The problem of violence against people of color by police runs much deeper than simply giving out a few cameras.Garner’s unjust death is only one of several publicized murders of black people at the hands of cops. The national outcry for justice for victims of racially charged police brutality began back in August, when 18-year-old Mike Brown was gunned down by Darren Wilson in Ferguson, Missouri. Brown was accused of stealing a pack of cigars prompting Wilson to attempt to detain him. Contrary to many false reports, the owner of the store he was accused of stealing from stated multiple times that Brown had not stolen anything from him. In his conflicting testimony, Wilson claimed that Brown punched him multiple times in the face and attempted to take his gun, yet there is absolutely no shred of evidence to prove this. Finally, Brown was shot at close range in his chest, shoulders, and hands, proving that he was kneeling and had his hands up in surrender when he was killed. The media largely brushed over the indisputable evidence proving Wilson’s guilt, and focused more on the traces of marijuana found in Brown’s system and the (disproven) accusation that he stole from the convenience store. This attempt to thugify the unquestionably innocent Brown follows our culture’s trend of blaming black victims of police brutality for their own deaths.
Last month, 12 year-old Tamir Rice was shot eight times by a cop in Cleveland after being seen holding a fake gun. The media first made an effort to criminalize the young boy by reporting that he came from a “bad” neighborhood and his father had a history of violent behavior. It took almost a week for incriminating information about his killer, Officer Timothy Loehmann, to be reported. This blatantly racist depiction of Rice is simply the media’s way of convincing us that his life wasn’t really worth it anyway. His crime-riddled neighborhood and violent father were deceitfully used as “proof” that he would have ended up deserving death, a disgusting trope used to criminalize black people even as young as Rice.

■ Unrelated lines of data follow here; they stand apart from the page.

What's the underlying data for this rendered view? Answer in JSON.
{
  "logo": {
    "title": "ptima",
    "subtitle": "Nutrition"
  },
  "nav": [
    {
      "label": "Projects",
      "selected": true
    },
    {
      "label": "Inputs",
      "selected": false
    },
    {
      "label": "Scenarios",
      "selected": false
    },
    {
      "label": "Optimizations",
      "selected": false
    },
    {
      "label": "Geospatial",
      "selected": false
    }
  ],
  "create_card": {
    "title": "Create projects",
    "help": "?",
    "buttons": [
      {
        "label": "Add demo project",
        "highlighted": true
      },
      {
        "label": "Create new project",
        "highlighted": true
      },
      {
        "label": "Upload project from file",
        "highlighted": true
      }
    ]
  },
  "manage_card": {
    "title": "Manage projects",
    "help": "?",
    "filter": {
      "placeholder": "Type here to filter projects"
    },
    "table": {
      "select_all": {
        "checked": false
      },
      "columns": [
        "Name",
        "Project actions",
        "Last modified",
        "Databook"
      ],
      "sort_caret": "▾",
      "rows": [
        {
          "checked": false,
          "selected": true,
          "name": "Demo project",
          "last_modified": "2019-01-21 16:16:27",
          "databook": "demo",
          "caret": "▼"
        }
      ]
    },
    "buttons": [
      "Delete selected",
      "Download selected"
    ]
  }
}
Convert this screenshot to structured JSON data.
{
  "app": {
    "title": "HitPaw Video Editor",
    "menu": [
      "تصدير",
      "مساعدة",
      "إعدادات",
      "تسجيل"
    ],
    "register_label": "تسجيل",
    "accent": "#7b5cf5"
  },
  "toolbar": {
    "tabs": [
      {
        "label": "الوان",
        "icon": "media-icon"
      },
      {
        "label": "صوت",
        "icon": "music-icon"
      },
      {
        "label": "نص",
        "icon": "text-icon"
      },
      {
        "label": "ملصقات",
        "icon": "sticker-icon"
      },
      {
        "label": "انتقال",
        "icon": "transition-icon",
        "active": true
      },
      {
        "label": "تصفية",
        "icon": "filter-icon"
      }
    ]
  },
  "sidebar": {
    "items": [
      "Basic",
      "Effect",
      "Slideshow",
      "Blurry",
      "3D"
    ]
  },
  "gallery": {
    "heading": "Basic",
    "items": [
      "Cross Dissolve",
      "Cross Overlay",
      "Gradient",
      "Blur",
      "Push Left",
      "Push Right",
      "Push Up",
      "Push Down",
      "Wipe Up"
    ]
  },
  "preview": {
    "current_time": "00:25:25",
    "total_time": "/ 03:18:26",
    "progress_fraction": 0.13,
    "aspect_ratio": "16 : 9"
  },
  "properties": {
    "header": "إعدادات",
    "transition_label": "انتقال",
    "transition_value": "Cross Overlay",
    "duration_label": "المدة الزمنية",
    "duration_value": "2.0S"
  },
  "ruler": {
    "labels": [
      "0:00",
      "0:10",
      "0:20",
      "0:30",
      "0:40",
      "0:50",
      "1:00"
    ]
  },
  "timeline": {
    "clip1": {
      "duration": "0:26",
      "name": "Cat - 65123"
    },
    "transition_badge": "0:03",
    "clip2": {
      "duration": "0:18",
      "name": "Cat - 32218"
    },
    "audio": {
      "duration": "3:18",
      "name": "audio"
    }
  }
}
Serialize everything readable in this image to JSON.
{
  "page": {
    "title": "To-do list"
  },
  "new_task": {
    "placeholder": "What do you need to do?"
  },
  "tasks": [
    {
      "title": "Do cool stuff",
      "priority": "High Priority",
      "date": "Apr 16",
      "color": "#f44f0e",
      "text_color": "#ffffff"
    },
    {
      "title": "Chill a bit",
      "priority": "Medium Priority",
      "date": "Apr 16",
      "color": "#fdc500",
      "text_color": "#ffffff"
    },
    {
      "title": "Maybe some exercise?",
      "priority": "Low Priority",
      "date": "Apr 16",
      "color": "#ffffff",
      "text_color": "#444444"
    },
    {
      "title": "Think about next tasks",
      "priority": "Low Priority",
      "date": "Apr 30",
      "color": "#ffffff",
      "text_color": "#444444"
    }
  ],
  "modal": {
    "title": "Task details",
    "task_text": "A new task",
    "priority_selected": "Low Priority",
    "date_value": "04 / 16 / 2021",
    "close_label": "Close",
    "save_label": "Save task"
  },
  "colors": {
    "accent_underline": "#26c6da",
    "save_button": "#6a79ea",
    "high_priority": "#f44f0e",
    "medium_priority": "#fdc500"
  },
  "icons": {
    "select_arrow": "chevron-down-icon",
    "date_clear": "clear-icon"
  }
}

Our government must realize that police body cameras are hardly a band-aid for the gaping wound of racism that has existed in our society for pretty much all of history. Eric Garner’s recorded murder, and the unjust killing of hundreds of innocent black people by those who claim to “serve and protect” prove that this problem needs a solution much bigger than simply giving cops cameras. In order for real change to occur, we must eradicate institutionalized racism of every form and end our culture’s dehumanizing portrayals of people of color. Of course, this is a tremendous task and I am in no way qualified to make up a single, concise solution. The best thing we can do is to stay aware of injustice and stand up for marginalized communities in our day-to-day lives in any way possible. Attending a protest, sharing information on social media, and speaking up when others say problematic things are small ways we can help eliminate racism and every other form of injustice poisoning our society. Racism is a much bigger than we can even understand sometimes because it is so engrained in our way of thinking. But with knowledge and action, we can help end injustice one day at a time.